I feel white privilege when I walk into stores and eyes don’t follow me, when I am assumed to be Anglo-American, and when I don’t have to worry about being told to go back to my country by strangers. But I don’t feel privileged when immigrants are dehumanized for simply seeking better opportunities– being labeled criminals, rapists, and illegal. I don’t feel privileged when the sitting president threatens to delegitimize my lawful citizenship just to excite his political base. In an interview with Axios, Trump revealed his plan to eliminate birthright citizenship with an executive order in October. I don’t feel privileged when I have to pretend that politics isn’t scrutinizing my very existence in the United States, as if human beings can be negotiated like objects in the first place.
It took me a minute to summon the courage to enter CAMD for the first time. I couldn’t stand the prospect of continuing to be labeled as the white girl pretending to be Latinx. Do I even have the right to claim the identity if I’m passing, if I don’t face any surface discrimination? Am I a person of color or is my skin too light? Or is my skin color defining when, in the end, I become a statistic on an admission pamphlet? I wish someone had told me the answers, but no one ever teaches you how to prove your ethnicity to the blurred faces that don’t believe you. No one tells you how to understand your ancestors slaughtering your other ancestors for gold and why no one talks about it. The mixed blood of both the indigenous of Latin America and the Spanish conquistadors run through my veins—the product of mass genocide. No one teaches you how to react when being called a drug dealer for the first time.
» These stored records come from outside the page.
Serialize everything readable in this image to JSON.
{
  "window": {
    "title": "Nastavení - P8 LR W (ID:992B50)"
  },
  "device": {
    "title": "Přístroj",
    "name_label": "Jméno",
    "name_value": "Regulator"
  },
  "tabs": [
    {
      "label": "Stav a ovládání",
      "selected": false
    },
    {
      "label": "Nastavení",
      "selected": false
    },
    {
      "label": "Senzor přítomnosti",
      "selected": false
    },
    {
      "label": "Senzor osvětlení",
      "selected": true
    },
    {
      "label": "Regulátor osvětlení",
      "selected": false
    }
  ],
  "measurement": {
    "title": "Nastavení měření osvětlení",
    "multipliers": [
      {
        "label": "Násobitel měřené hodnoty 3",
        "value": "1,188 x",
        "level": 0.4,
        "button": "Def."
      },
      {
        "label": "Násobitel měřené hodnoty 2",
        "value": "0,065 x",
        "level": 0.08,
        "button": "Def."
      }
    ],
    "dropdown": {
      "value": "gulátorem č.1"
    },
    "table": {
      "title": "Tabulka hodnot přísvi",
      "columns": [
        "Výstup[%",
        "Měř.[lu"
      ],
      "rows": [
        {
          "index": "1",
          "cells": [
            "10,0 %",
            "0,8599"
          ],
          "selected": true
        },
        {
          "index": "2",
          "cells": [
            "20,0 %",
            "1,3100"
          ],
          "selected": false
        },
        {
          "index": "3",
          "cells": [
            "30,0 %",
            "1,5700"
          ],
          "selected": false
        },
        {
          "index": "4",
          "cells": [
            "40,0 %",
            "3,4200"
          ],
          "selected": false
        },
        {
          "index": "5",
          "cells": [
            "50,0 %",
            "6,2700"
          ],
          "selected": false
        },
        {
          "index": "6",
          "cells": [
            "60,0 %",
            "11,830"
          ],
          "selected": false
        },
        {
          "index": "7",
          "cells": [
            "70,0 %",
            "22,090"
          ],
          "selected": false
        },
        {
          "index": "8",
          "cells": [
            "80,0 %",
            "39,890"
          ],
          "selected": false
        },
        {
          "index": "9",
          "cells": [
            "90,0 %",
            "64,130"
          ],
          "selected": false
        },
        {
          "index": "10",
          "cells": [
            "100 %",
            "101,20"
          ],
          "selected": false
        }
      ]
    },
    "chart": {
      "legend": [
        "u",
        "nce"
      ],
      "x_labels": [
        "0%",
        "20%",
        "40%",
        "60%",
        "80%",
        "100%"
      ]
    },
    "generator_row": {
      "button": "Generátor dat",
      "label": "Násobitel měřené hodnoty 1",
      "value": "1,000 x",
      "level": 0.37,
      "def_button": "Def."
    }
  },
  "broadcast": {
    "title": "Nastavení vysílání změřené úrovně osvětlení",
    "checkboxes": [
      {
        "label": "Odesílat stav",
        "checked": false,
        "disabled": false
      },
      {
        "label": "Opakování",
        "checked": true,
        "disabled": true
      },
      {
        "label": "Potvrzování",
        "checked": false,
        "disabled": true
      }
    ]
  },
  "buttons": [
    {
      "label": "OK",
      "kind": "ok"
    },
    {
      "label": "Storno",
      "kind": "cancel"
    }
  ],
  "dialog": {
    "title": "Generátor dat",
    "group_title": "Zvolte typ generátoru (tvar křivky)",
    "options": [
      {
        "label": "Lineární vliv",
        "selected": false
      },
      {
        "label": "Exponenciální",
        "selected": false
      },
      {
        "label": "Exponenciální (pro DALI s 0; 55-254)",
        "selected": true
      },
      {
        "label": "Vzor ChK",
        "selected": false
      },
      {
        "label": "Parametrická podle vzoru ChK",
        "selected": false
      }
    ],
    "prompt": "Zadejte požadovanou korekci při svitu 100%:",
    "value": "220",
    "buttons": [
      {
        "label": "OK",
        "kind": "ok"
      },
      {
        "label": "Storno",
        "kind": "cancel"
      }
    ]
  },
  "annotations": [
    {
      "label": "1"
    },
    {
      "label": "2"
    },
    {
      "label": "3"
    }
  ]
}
I wish someone had told me that I would never be Latinx enough or white enough to reach their expectations so I wouldn’t have failed trying.
When I was younger, I used to think that my white privilege was a bad thing. I wished desperately to look more like my parents, who both have brown hair and eyes. I wanted to fit the classic Latinx portrayal in American media so that I wouldn’t have to reference my birth certificate or fluency in Spanish to prove my ethnicity. I also felt as though I didn’t deserve a privilege that both my family and ancestors don’t have access to.
But there are so many voices stifled in immigrant communities, stories, and perspectives blocked by the American rhetoric machine. Not advocating with a voice of privilege for those being silenced is actively choosing to be complacent in the hatred occurring in this country. Being a white Latina, I have more privilege than my brown and black brothers and sisters. I believe that to not use that privilege, to not use the power that was given to me to speak out, would be to reject my roots and my people.
To my white and white-passing peers, check and recognize your privilege. We must do better, not to overpower the voices of our brown and black peers, but to respect and support them. Andover must be held accountable—we must educate ourselves. We can no longer teach freshmen in E.B.I. that Latinx is a race. We can no longer simply watch others take action while believing that whatever issue doesn’t pertain to us. When immigrants are being kept in literal cages, it isn’t a problem that minorities have to solve, it’s a universal, human problem.
I don’t think the feeling of not being enough will ever go away. I don’t think people will stop disagreeing with my ethnicity. The discrimination I experience does not amount to the discrimination non-passing people of color in this country are currently facing. But white guilt doesn’t help anyone, while action, advocacy, and empathetic conversation do. We cannot perpetuate inactiveness when the silence of the oppressed is deafening, we cannot simply ignore the plights of others. White and white-passing people need to be actively fighting against the system that gives us privilege.
Laura Ospina is a Junior from Cary, NC. Contact the author at firstname.lastname@example.org